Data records
☆ ☆ ☆ ☆ ☆
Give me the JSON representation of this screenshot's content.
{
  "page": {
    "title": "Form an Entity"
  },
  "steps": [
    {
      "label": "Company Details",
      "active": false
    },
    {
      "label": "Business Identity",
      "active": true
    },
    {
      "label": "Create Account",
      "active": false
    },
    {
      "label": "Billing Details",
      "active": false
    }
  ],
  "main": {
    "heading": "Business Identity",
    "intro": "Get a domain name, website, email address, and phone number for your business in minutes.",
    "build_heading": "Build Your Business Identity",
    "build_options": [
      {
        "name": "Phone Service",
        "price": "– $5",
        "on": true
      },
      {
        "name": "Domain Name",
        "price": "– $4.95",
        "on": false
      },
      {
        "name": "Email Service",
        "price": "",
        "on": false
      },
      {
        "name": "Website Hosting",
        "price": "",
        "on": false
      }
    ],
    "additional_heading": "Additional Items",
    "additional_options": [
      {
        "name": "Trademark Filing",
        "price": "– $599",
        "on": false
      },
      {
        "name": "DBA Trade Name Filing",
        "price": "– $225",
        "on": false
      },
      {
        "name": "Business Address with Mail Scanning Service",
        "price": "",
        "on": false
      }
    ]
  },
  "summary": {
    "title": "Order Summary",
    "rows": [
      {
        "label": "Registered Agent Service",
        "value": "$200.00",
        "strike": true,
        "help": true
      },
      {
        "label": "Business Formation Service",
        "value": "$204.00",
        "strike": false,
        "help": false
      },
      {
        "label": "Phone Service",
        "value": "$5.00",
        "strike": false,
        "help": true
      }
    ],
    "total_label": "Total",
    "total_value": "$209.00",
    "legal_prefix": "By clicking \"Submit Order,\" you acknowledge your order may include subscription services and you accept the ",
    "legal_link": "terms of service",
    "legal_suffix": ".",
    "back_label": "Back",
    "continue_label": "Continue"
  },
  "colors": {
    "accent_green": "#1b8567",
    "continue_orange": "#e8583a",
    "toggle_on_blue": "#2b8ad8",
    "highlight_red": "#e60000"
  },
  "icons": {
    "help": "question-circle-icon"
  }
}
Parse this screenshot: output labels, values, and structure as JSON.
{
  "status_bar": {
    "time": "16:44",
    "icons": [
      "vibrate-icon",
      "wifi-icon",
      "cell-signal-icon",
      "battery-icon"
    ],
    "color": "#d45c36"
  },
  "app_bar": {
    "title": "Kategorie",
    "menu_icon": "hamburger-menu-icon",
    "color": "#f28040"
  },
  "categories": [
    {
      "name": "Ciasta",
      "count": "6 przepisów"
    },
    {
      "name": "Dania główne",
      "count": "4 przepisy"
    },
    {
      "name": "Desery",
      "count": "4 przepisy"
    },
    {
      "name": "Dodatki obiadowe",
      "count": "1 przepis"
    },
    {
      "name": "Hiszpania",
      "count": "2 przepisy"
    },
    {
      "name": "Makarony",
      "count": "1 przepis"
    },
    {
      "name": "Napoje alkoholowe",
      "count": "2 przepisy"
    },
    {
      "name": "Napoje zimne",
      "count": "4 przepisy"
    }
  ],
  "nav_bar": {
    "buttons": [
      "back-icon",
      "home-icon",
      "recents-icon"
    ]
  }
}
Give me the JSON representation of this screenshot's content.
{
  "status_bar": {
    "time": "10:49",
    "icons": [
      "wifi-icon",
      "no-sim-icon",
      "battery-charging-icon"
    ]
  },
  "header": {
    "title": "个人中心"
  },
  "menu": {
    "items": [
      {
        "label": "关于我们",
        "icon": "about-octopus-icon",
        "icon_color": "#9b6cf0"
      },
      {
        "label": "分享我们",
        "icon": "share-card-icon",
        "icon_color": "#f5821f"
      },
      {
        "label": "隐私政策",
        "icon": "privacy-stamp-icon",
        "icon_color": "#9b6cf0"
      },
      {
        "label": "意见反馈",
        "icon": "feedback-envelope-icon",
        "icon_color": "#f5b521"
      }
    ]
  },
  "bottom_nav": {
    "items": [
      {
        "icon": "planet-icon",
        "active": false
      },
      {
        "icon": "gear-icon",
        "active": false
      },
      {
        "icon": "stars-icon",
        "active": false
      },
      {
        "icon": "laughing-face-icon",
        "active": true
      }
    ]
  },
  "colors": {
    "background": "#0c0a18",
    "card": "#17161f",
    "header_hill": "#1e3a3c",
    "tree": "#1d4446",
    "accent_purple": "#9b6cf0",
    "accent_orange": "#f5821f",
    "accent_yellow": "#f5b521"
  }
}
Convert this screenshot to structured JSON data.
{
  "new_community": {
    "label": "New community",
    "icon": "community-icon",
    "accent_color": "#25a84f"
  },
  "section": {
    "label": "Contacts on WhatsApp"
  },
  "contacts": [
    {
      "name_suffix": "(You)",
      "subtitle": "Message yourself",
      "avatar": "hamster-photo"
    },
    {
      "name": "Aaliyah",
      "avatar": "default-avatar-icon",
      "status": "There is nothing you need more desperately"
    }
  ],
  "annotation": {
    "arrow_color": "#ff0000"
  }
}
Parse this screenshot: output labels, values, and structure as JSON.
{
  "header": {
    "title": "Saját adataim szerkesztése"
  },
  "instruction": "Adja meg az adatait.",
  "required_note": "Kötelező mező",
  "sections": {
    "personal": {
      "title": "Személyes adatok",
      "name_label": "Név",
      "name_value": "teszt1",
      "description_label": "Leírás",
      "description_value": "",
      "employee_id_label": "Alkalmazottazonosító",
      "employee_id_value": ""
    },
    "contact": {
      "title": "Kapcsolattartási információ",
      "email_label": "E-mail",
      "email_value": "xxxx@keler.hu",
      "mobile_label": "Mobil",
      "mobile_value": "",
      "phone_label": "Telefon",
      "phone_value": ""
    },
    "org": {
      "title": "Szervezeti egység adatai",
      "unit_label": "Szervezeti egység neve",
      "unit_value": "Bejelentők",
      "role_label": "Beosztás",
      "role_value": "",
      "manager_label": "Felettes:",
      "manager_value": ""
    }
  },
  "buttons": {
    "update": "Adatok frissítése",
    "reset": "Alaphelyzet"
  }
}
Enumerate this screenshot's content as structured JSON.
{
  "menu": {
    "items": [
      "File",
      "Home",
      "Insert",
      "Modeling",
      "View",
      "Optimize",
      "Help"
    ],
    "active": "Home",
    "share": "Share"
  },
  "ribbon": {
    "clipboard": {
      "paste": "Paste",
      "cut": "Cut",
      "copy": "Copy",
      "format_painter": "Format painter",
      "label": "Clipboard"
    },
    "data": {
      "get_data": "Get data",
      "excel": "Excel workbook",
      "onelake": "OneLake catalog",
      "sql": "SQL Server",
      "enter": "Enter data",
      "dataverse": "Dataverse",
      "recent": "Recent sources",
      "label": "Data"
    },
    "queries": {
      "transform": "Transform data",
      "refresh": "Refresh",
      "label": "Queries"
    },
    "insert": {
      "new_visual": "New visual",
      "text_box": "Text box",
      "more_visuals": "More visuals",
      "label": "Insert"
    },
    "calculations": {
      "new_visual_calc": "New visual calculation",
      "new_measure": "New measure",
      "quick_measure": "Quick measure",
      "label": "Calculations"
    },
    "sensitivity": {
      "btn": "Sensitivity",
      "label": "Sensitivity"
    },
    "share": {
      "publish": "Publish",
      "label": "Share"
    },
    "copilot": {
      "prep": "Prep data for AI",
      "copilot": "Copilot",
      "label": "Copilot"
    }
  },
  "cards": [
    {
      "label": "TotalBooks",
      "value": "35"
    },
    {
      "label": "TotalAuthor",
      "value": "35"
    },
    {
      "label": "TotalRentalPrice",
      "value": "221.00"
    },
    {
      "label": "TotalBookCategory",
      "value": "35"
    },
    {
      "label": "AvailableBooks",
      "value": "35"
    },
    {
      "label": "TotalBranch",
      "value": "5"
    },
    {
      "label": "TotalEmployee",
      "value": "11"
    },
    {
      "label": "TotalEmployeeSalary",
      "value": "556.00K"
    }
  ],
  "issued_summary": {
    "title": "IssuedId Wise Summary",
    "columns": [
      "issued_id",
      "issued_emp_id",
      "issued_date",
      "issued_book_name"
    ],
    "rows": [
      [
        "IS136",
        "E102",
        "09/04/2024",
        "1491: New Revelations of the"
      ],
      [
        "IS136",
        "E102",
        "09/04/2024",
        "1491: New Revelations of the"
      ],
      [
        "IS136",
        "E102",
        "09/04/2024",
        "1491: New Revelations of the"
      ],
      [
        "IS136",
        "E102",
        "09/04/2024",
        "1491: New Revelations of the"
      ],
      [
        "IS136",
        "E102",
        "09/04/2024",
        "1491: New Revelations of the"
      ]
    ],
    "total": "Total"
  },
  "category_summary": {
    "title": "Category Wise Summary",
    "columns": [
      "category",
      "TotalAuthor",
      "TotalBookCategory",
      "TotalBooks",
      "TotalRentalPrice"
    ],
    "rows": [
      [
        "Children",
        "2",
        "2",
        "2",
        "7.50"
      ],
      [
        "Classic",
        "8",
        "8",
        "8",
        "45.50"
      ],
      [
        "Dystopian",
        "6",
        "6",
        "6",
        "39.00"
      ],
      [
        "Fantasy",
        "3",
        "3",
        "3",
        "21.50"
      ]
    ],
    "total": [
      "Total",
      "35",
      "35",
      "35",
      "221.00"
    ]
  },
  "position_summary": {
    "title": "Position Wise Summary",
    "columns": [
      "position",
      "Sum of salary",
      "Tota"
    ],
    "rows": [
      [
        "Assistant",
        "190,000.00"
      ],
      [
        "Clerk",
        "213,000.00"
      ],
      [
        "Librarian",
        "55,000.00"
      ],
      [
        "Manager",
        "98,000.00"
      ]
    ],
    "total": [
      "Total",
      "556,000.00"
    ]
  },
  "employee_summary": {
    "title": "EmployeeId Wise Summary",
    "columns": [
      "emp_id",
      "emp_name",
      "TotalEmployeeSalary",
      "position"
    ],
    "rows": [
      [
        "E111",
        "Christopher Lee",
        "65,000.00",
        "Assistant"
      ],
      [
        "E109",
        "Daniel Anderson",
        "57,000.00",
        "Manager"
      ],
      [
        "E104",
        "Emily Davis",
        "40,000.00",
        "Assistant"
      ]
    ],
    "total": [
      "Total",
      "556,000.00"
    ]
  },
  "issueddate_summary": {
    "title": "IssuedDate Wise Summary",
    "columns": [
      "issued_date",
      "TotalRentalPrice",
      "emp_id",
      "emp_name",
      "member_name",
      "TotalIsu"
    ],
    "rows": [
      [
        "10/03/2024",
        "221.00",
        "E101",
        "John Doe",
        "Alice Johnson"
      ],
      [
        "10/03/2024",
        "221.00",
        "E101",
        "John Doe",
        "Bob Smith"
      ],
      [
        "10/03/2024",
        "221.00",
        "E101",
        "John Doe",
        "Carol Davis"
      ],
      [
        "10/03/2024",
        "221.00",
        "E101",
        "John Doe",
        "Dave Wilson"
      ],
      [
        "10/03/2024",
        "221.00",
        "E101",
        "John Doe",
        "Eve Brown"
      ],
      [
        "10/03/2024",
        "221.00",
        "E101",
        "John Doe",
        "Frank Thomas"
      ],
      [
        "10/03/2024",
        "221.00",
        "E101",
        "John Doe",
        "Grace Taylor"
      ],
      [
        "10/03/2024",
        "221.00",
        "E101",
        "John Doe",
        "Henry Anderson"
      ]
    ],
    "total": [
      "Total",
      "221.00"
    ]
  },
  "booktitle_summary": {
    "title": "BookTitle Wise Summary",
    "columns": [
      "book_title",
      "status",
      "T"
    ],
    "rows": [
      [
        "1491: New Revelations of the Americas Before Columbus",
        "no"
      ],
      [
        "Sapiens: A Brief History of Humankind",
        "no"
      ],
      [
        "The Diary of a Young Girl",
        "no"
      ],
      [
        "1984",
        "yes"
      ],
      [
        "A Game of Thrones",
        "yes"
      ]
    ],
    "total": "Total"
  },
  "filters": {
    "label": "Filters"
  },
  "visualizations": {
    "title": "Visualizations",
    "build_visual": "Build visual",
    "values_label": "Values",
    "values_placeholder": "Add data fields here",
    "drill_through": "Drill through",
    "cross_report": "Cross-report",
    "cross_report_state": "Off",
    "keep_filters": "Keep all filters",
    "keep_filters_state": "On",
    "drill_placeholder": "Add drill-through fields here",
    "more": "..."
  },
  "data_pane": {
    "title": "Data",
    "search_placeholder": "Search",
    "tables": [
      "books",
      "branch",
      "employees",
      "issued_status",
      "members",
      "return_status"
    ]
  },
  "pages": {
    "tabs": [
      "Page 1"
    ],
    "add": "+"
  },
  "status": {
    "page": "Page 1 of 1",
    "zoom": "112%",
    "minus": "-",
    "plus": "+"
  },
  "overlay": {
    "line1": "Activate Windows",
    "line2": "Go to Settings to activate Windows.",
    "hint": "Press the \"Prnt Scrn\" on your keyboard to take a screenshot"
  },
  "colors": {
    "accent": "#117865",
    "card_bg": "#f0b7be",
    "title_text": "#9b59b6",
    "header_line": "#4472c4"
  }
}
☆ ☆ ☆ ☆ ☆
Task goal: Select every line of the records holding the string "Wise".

Solved problem:
    "title": "IssuedId Wise Summary",
    "title": "Category Wise Summary",
    "title": "Position Wise Summary",
    "title": "EmployeeId Wise Summary",
    "title": "IssuedDate Wise Summary",
    "title": "BookTitle Wise Summary",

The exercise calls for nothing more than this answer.